SOURCE MATERIAL START
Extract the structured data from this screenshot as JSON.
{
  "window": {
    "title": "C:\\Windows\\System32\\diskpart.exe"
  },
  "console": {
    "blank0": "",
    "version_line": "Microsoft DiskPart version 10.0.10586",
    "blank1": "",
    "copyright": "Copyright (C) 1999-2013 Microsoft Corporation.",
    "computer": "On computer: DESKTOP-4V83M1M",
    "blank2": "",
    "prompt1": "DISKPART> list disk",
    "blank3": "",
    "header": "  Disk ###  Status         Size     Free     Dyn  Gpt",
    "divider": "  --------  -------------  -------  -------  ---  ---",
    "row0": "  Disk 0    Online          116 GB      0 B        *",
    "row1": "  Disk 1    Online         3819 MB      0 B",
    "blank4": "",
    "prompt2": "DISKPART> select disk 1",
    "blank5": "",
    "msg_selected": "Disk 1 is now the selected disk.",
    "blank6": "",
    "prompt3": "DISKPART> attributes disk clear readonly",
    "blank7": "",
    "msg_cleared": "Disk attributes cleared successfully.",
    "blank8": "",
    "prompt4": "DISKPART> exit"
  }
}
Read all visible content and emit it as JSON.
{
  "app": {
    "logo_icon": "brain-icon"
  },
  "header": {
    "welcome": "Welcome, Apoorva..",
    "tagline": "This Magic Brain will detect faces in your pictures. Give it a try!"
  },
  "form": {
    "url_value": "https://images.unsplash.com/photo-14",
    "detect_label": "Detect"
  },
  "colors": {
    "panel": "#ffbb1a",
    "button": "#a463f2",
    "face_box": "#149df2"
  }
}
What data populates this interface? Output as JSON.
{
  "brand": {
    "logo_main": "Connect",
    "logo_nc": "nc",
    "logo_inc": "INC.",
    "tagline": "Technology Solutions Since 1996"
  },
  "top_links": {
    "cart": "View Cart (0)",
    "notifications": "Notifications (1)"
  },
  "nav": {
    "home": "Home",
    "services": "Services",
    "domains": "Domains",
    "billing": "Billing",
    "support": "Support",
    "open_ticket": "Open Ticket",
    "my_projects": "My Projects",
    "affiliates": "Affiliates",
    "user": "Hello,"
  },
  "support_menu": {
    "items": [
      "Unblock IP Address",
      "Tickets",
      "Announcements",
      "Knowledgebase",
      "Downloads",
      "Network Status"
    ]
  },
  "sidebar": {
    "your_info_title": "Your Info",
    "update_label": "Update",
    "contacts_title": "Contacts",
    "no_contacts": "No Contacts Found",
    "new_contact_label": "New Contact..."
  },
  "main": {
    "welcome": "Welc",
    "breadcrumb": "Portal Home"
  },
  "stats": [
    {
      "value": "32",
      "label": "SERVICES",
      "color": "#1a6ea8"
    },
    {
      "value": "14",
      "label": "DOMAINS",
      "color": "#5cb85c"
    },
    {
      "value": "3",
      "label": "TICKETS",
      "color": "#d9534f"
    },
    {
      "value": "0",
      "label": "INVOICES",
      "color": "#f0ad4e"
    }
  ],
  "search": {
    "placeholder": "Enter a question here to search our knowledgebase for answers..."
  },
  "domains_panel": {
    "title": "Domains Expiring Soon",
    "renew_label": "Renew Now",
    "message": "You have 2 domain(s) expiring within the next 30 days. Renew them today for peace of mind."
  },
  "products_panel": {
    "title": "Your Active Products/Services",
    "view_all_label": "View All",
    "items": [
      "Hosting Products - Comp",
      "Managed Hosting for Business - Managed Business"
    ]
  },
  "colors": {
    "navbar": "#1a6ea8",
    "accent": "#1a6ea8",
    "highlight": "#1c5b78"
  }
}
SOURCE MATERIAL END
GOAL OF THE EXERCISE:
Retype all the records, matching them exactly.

OUTPUT:
Extract the structured data from this screenshot as JSON.
{
  "window": {
    "title": "C:\\Windows\\System32\\diskpart.exe"
  },
  "console": {
    "blank0": "",
    "version_line": "Microsoft DiskPart version 10.0.10586",
    "blank1": "",
    "copyright": "Copyright (C) 1999-2013 Microsoft Corporation.",
    "computer": "On computer: DESKTOP-4V83M1M",
    "blank2": "",
    "prompt1": "DISKPART> list disk",
    "blank3": "",
    "header": "  Disk ###  Status         Size     Free     Dyn  Gpt",
    "divider": "  --------  -------------  -------  -------  ---  ---",
    "row0": "  Disk 0    Online          116 GB      0 B        *",
    "row1": "  Disk 1    Online         3819 MB      0 B",
    "blank4": "",
    "prompt2": "DISKPART> select disk 1",
    "blank5": "",
    "msg_selected": "Disk 1 is now the selected disk.",
    "blank6": "",
    "prompt3": "DISKPART> attributes disk clear readonly",
    "blank7": "",
    "msg_cleared": "Disk attributes cleared successfully.",
    "blank8": "",
    "prompt4": "DISKPART> exit"
  }
}
Read all visible content and emit it as JSON.
{
  "app": {
    "logo_icon": "brain-icon"
  },
  "header": {
    "welcome": "Welcome, Apoorva..",
    "tagline": "This Magic Brain will detect faces in your pictures. Give it a try!"
  },
  "form": {
    "url_value": "https://images.unsplash.com/photo-14",
    "detect_label": "Detect"
  },
  "colors": {
    "panel": "#ffbb1a",
    "button": "#a463f2",
    "face_box": "#149df2"
  }
}
What data populates this interface? Output as JSON.
{
  "brand": {
    "logo_main": "Connect",
    "logo_nc": "nc",
    "logo_inc": "INC.",
    "tagline": "Technology Solutions Since 1996"
  },
  "top_links": {
    "cart": "View Cart (0)",
    "notifications": "Notifications (1)"
  },
  "nav": {
    "home": "Home",
    "services": "Services",
    "domains": "Domains",
    "billing": "Billing",
    "support": "Support",
    "open_ticket": "Open Ticket",
    "my_projects": "My Projects",
    "affiliates": "Affiliates",
    "user": "Hello,"
  },
  "support_menu": {
    "items": [
      "Unblock IP Address",
      "Tickets",
      "Announcements",
      "Knowledgebase",
      "Downloads",
      "Network Status"
    ]
  },
  "sidebar": {
    "your_info_title": "Your Info",
    "update_label": "Update",
    "contacts_title": "Contacts",
    "no_contacts": "No Contacts Found",
    "new_contact_label": "New Contact..."
  },
  "main": {
    "welcome": "Welc",
    "breadcrumb": "Portal Home"
  },
  "stats": [
    {
      "value": "32",
      "label": "SERVICES",
      "color": "#1a6ea8"
    },
    {
      "value": "14",
      "label": "DOMAINS",
      "color": "#5cb85c"
    },
    {
      "value": "3",
      "label": "TICKETS",
      "color": "#d9534f"
    },
    {
      "value": "0",
      "label": "INVOICES",
      "color": "#f0ad4e"
    }
  ],
  "search": {
    "placeholder": "Enter a question here to search our knowledgebase for answers..."
  },
  "domains_panel": {
    "title": "Domains Expiring Soon",
    "renew_label": "Renew Now",
    "message": "You have 2 domain(s) expiring within the next 30 days. Renew them today for peace of mind."
  },
  "products_panel": {
    "title": "Your Active Products/Services",
    "view_all_label": "View All",
    "items": [
      "Hosting Products - Comp",
      "Managed Hosting for Business - Managed Business"
    ]
  },
  "colors": {
    "navbar": "#1a6ea8",
    "accent": "#1a6ea8",
    "highlight": "#1c5b78"
  }
}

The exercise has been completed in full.